_ASSIGNMENT_
Only the lines from the one with "Convert this screenshot" through the last line of the material below belong in the answer, copied exactly and without pictures.

[Opening ENTRIES PROVIDED section]

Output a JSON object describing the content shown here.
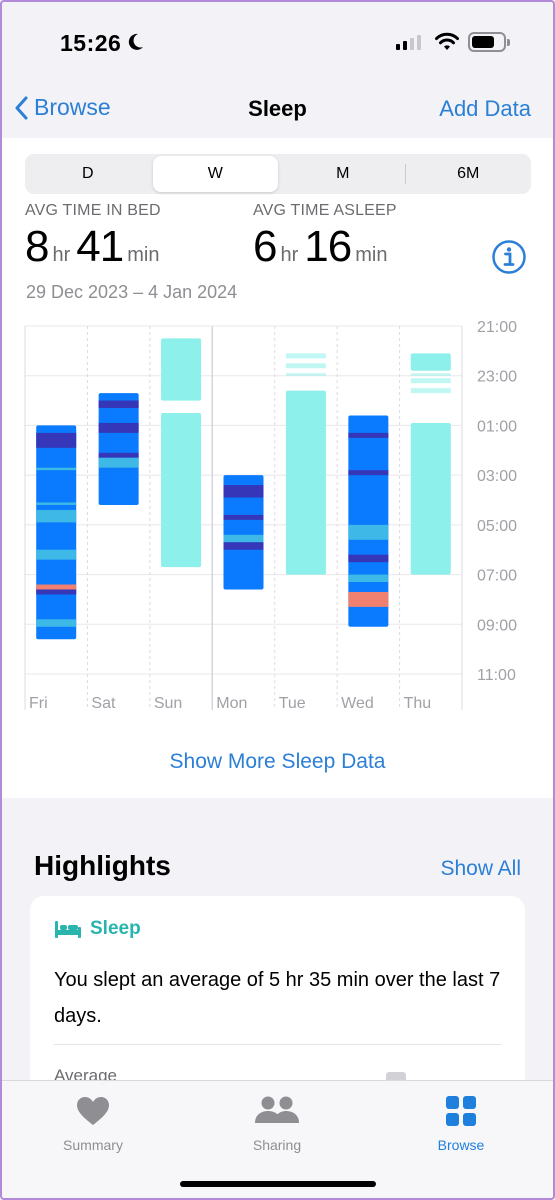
{
  "status": {
    "time": "15:26"
  },
  "nav": {
    "back": "Browse",
    "title": "Sleep",
    "action": "Add Data"
  },
  "segments": [
    {
      "label": "D",
      "active": false
    },
    {
      "label": "W",
      "active": true
    },
    {
      "label": "M",
      "active": false
    },
    {
      "label": "6M",
      "active": false
    }
  ],
  "stats": {
    "in_bed": {
      "label": "AVG TIME IN BED",
      "hr": "8",
      "hr_unit": "hr",
      "min": "41",
      "min_unit": "min"
    },
    "asleep": {
      "label": "AVG TIME ASLEEP",
      "hr": "6",
      "hr_unit": "hr",
      "min": "16",
      "min_unit": "min"
    },
    "date_range": "29 Dec 2023 – 4 Jan 2024"
  },
  "show_more": "Show More Sleep Data",
  "highlights": {
    "title": "Highlights",
    "show_all": "Show All",
    "card": {
      "tag": "Sleep",
      "text": "You slept an average of 5 hr 35 min over the last 7 days.",
      "average_label": "Average"
    }
  },
  "tabs": [
    {
      "label": "Summary",
      "icon": "heart-icon",
      "active": false
    },
    {
      "label": "Sharing",
      "icon": "people-icon",
      "active": false
    },
    {
      "label": "Browse",
      "icon": "grid-icon",
      "active": true
    }
  ],
  "colors": {
    "accent": "#2b7fd6",
    "core": "#0a7aff",
    "deep": "#3636b8",
    "rem": "#3eb8e6",
    "awake": "#f08070",
    "in_bed": "#8ef0ea"
  },
  "chart_data": {
    "type": "range-bar",
    "categories": [
      "Fri",
      "Sat",
      "Sun",
      "Mon",
      "Tue",
      "Wed",
      "Thu"
    ],
    "y_ticks": [
      "21:00",
      "23:00",
      "01:00",
      "03:00",
      "05:00",
      "07:00",
      "09:00",
      "11:00"
    ],
    "ylim_hours_from_2100": [
      0,
      14
    ],
    "days": [
      {
        "day": "Fri",
        "kind": "stages",
        "start": 4.0,
        "end": 12.6,
        "bands": [
          [
            4.0,
            4.3,
            "core"
          ],
          [
            4.3,
            4.9,
            "deep"
          ],
          [
            4.9,
            5.7,
            "core"
          ],
          [
            5.7,
            5.8,
            "rem"
          ],
          [
            5.8,
            7.1,
            "core"
          ],
          [
            7.1,
            7.2,
            "rem"
          ],
          [
            7.2,
            7.4,
            "core"
          ],
          [
            7.4,
            7.9,
            "rem"
          ],
          [
            7.9,
            9.0,
            "core"
          ],
          [
            9.0,
            9.4,
            "rem"
          ],
          [
            9.4,
            10.4,
            "core"
          ],
          [
            10.4,
            10.6,
            "awake"
          ],
          [
            10.6,
            10.8,
            "deep"
          ],
          [
            10.8,
            11.8,
            "core"
          ],
          [
            11.8,
            12.1,
            "rem"
          ],
          [
            12.1,
            12.6,
            "core"
          ]
        ]
      },
      {
        "day": "Sat",
        "kind": "stages",
        "start": 2.7,
        "end": 7.2,
        "bands": [
          [
            2.7,
            3.0,
            "core"
          ],
          [
            3.0,
            3.3,
            "deep"
          ],
          [
            3.3,
            3.9,
            "core"
          ],
          [
            3.9,
            4.3,
            "deep"
          ],
          [
            4.3,
            5.1,
            "core"
          ],
          [
            5.1,
            5.3,
            "deep"
          ],
          [
            5.3,
            5.7,
            "rem"
          ],
          [
            5.7,
            7.2,
            "core"
          ]
        ]
      },
      {
        "day": "Sun",
        "kind": "in_bed",
        "segments": [
          [
            0.5,
            3.0
          ],
          [
            3.5,
            9.7
          ]
        ]
      },
      {
        "day": "Mon",
        "kind": "stages",
        "start": 6.0,
        "end": 10.6,
        "bands": [
          [
            6.0,
            6.4,
            "core"
          ],
          [
            6.4,
            6.9,
            "deep"
          ],
          [
            6.9,
            7.6,
            "core"
          ],
          [
            7.6,
            7.8,
            "deep"
          ],
          [
            7.8,
            8.4,
            "core"
          ],
          [
            8.4,
            8.7,
            "rem"
          ],
          [
            8.7,
            9.0,
            "deep"
          ],
          [
            9.0,
            9.8,
            "core"
          ],
          [
            9.8,
            10.6,
            "core"
          ]
        ]
      },
      {
        "day": "Tue",
        "kind": "in_bed",
        "segments": [
          [
            1.1,
            1.3
          ],
          [
            1.5,
            1.7
          ],
          [
            1.9,
            2.0
          ],
          [
            2.6,
            10.0
          ]
        ]
      },
      {
        "day": "Wed",
        "kind": "stages",
        "start": 3.6,
        "end": 12.1,
        "bands": [
          [
            3.6,
            4.3,
            "core"
          ],
          [
            4.3,
            4.5,
            "deep"
          ],
          [
            4.5,
            5.8,
            "core"
          ],
          [
            5.8,
            6.0,
            "deep"
          ],
          [
            6.0,
            8.0,
            "core"
          ],
          [
            8.0,
            8.6,
            "rem"
          ],
          [
            8.6,
            9.2,
            "core"
          ],
          [
            9.2,
            9.5,
            "deep"
          ],
          [
            9.5,
            10.0,
            "core"
          ],
          [
            10.0,
            10.3,
            "rem"
          ],
          [
            10.3,
            10.7,
            "core"
          ],
          [
            10.7,
            11.3,
            "awake"
          ],
          [
            11.3,
            12.1,
            "core"
          ]
        ]
      },
      {
        "day": "Thu",
        "kind": "in_bed",
        "segments": [
          [
            1.1,
            1.8
          ],
          [
            1.9,
            2.0
          ],
          [
            2.1,
            2.3
          ],
          [
            2.5,
            2.7
          ],
          [
            3.9,
            10.0
          ]
        ]
      }
    ]
  }
}
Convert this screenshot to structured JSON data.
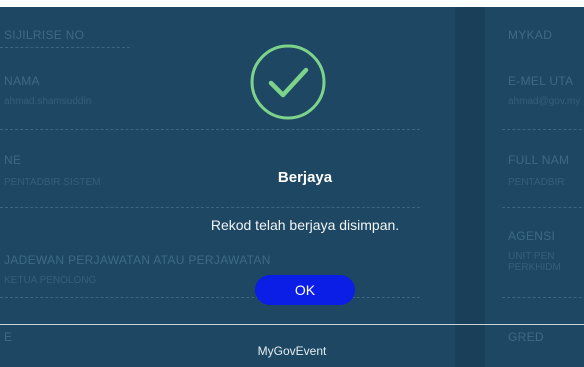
{
  "background_form": {
    "left_fields": [
      {
        "label": "SIJILRISE NO",
        "value": ""
      },
      {
        "label": "NAMA",
        "value": "ahmad.shamsuddin"
      },
      {
        "label": "NE",
        "value": "PENTADBIR SISTEM"
      },
      {
        "label": "JADEWAN PERJAWATAN ATAU PERJAWATAN",
        "value": "KETUA PENOLONG"
      },
      {
        "label": "E",
        "value": ""
      }
    ],
    "right_fields": [
      {
        "label": "MYKAD",
        "value": ""
      },
      {
        "label": "E-MEL UTA",
        "value": "ahmad@gov.my"
      },
      {
        "label": "FULL NAM",
        "value": "PENTADBIR"
      },
      {
        "label": "AGENSI",
        "value": "UNIT PEN\nPERKHIDM"
      },
      {
        "label": "GRED",
        "value": ""
      }
    ]
  },
  "modal": {
    "icon": "check-circle-icon",
    "title": "Berjaya",
    "message": "Rekod telah berjaya disimpan.",
    "ok_label": "OK"
  },
  "footer": {
    "text": "MyGovEvent"
  },
  "colors": {
    "overlay_background": "#1d4762",
    "check_color": "#7ed38a",
    "ok_button": "#0a1ee6"
  }
}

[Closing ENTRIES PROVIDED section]

_RESPONSE TO THIS TASK_
Convert this screenshot to structured JSON data.
{
  "background_form": {
    "left_fields": [
      {
        "label": "SIJILRISE NO",
        "value": ""
      },
      {
        "label": "NAMA",
        "value": "ahmad.shamsuddin"
      },
      {
        "label": "NE",
        "value": "PENTADBIR SISTEM"
      },
      {
        "label": "JADEWAN PERJAWATAN ATAU PERJAWATAN",
        "value": "KETUA PENOLONG"
      },
      {
        "label": "E",
        "value": ""
      }
    ],
    "right_fields": [
      {
        "label": "MYKAD",
        "value": ""
      },
      {
        "label": "E-MEL UTA",
        "value": "ahmad@gov.my"
      },
      {
        "label": "FULL NAM",
        "value": "PENTADBIR"
      },
      {
        "label": "AGENSI",
        "value": "UNIT PEN\nPERKHIDM"
      },
      {
        "label": "GRED",
        "value": ""
      }
    ]
  },
  "modal": {
    "icon": "check-circle-icon",
    "title": "Berjaya",
    "message": "Rekod telah berjaya disimpan.",
    "ok_label": "OK"
  },
  "footer": {
    "text": "MyGovEvent"
  },
  "colors": {
    "overlay_background": "#1d4762",
    "check_color": "#7ed38a",
    "ok_button": "#0a1ee6"
  }
}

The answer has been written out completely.